Without calculating the full life cycle cost of a tomato or zucchini, I think we can all agree that fresh vegetables are better as FOOD than compost. AmpleHarvest.org states that 100 billions pounds of food are wasted in the United States annually and 50 million people in the US are "food insecure". This waste happens on a macro and micro level, with large commercial entities destroying food and small backyard gardeners producing more than they can use each year. With the help of interested local farmers and gardener's, The Garden Project, Manna Soup Kitchen, Cooking Matters, and the Fort Lewis Environmental Center are working on connecting fresh produce to people who need it the most. Inspired by the Denver Food Rescue, and Ample Harvest we are hoping to bridge the gap in Durango.

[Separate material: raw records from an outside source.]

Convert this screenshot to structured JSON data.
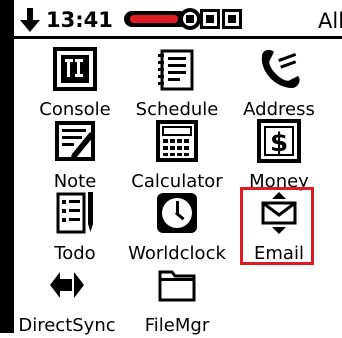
{
  "status": {
    "time": "13:41",
    "filter": "All",
    "download_icon": "down-arrow-icon",
    "battery_icon": "battery-icon"
  },
  "highlight_color": "#e01b24",
  "apps": [
    {
      "label": "Console",
      "icon": "console-icon"
    },
    {
      "label": "Schedule",
      "icon": "schedule-icon"
    },
    {
      "label": "Address",
      "icon": "address-icon"
    },
    {
      "label": "Note",
      "icon": "note-icon"
    },
    {
      "label": "Calculator",
      "icon": "calculator-icon"
    },
    {
      "label": "Money",
      "icon": "money-icon"
    },
    {
      "label": "Todo",
      "icon": "todo-icon"
    },
    {
      "label": "Worldclock",
      "icon": "worldclock-icon"
    },
    {
      "label": "Email",
      "icon": "email-icon"
    },
    {
      "label": "DirectSync",
      "icon": "directsync-icon"
    },
    {
      "label": "FileMgr",
      "icon": "filemgr-icon"
    }
  ]
}
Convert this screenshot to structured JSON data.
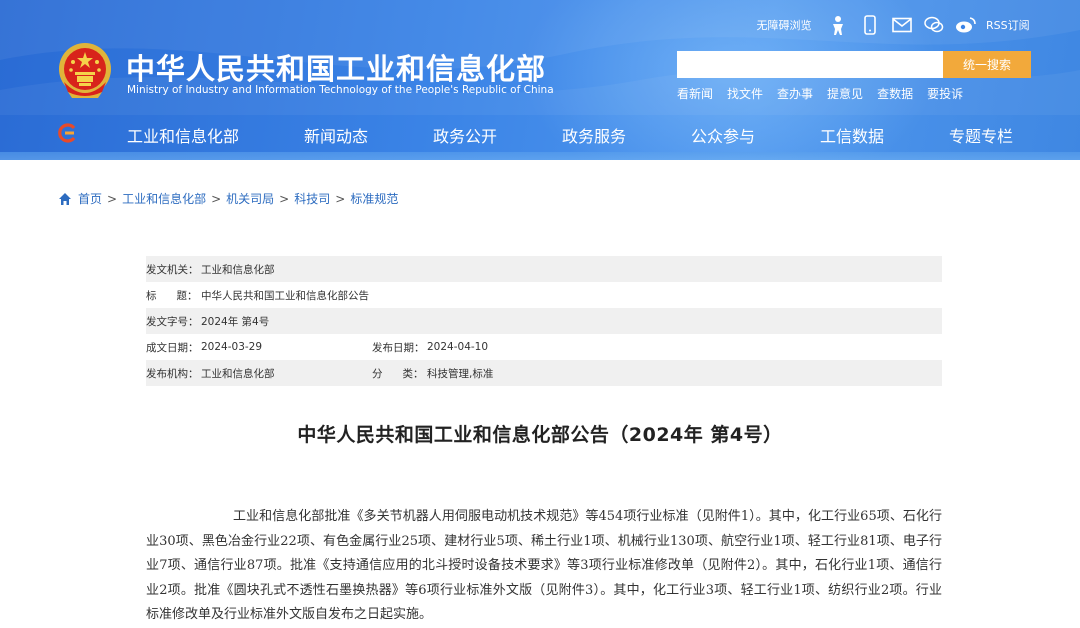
{
  "header": {
    "title": "中华人民共和国工业和信息化部",
    "subtitle": "Ministry of Industry and Information Technology of the People's Republic of China",
    "top_links": {
      "accessibility": "无障碍浏览",
      "rss": "RSS订阅",
      "icons": [
        "person-icon",
        "mobile-icon",
        "mail-icon",
        "wechat-icon",
        "weibo-icon",
        "rss-icon"
      ]
    },
    "search": {
      "placeholder": "",
      "button": "统一搜索"
    },
    "quick_links": [
      "看新闻",
      "找文件",
      "查办事",
      "提意见",
      "查数据",
      "要投诉"
    ],
    "nav": [
      "工业和信息化部",
      "新闻动态",
      "政务公开",
      "政务服务",
      "公众参与",
      "工信数据",
      "专题专栏"
    ],
    "colors": {
      "header_blue": "#3a83e6",
      "search_button": "#f2a93b",
      "emblem_red": "#d8231b"
    }
  },
  "breadcrumb": [
    "首页",
    "工业和信息化部",
    "机关司局",
    "科技司",
    "标准规范"
  ],
  "meta": {
    "issuer_label": "发文机关：",
    "issuer": "工业和信息化部",
    "title_label": "标      题：",
    "title": "中华人民共和国工业和信息化部公告",
    "doc_no_label": "发文字号：",
    "doc_no": "2024年 第4号",
    "created_label": "成文日期：",
    "created": "2024-03-29",
    "published_label": "发布日期：",
    "published": "2024-04-10",
    "org_label": "发布机构：",
    "org": "工业和信息化部",
    "category_label": "分      类：",
    "category": "科技管理,标准"
  },
  "document": {
    "heading": "中华人民共和国工业和信息化部公告（2024年 第4号）",
    "paragraph": "工业和信息化部批准《多关节机器人用伺服电动机技术规范》等454项行业标准（见附件1）。其中，化工行业65项、石化行业30项、黑色冶金行业22项、有色金属行业25项、建材行业5项、稀土行业1项、机械行业130项、航空行业1项、轻工行业81项、电子行业7项、通信行业87项。批准《支持通信应用的北斗授时设备技术要求》等3项行业标准修改单（见附件2）。其中，石化行业1项、通信行业2项。批准《圆块孔式不透性石墨换热器》等6项行业标准外文版（见附件3）。其中，化工行业3项、轻工行业1项、纺织行业2项。行业标准修改单及行业标准外文版自发布之日起实施。"
  }
}
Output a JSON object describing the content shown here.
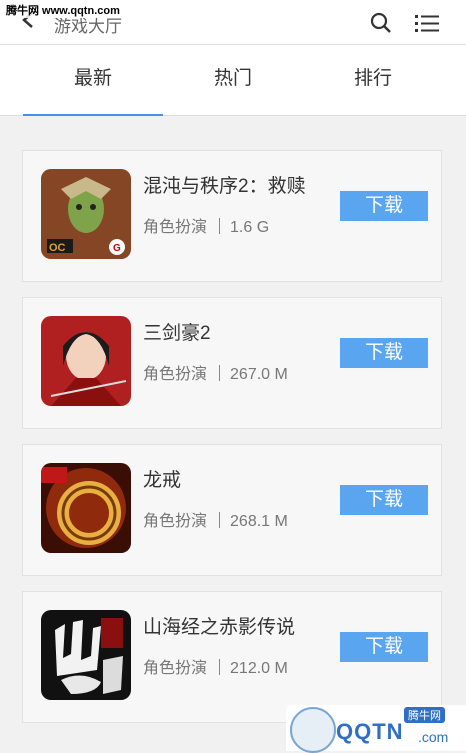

Thanks to local farmers offering up their harvest here in Durango, more than 3,000 pounds of fresh squash, corn, zuchinni, tomatoes, peppers and other vegetables have been donated to the Manna Soup Kitchen this year. Sutherland Farms and Rohwer's Farm have been extremely generous and we are so very thankful for their offers. Please feel free to contact Brooke@thegardenpojectswcolorado.org if you have larger scale gleaning opportunities before our impending frost. If you are a home gardener please contact the Manna Soup Kitchen or the Durango Food Bank to make a donation.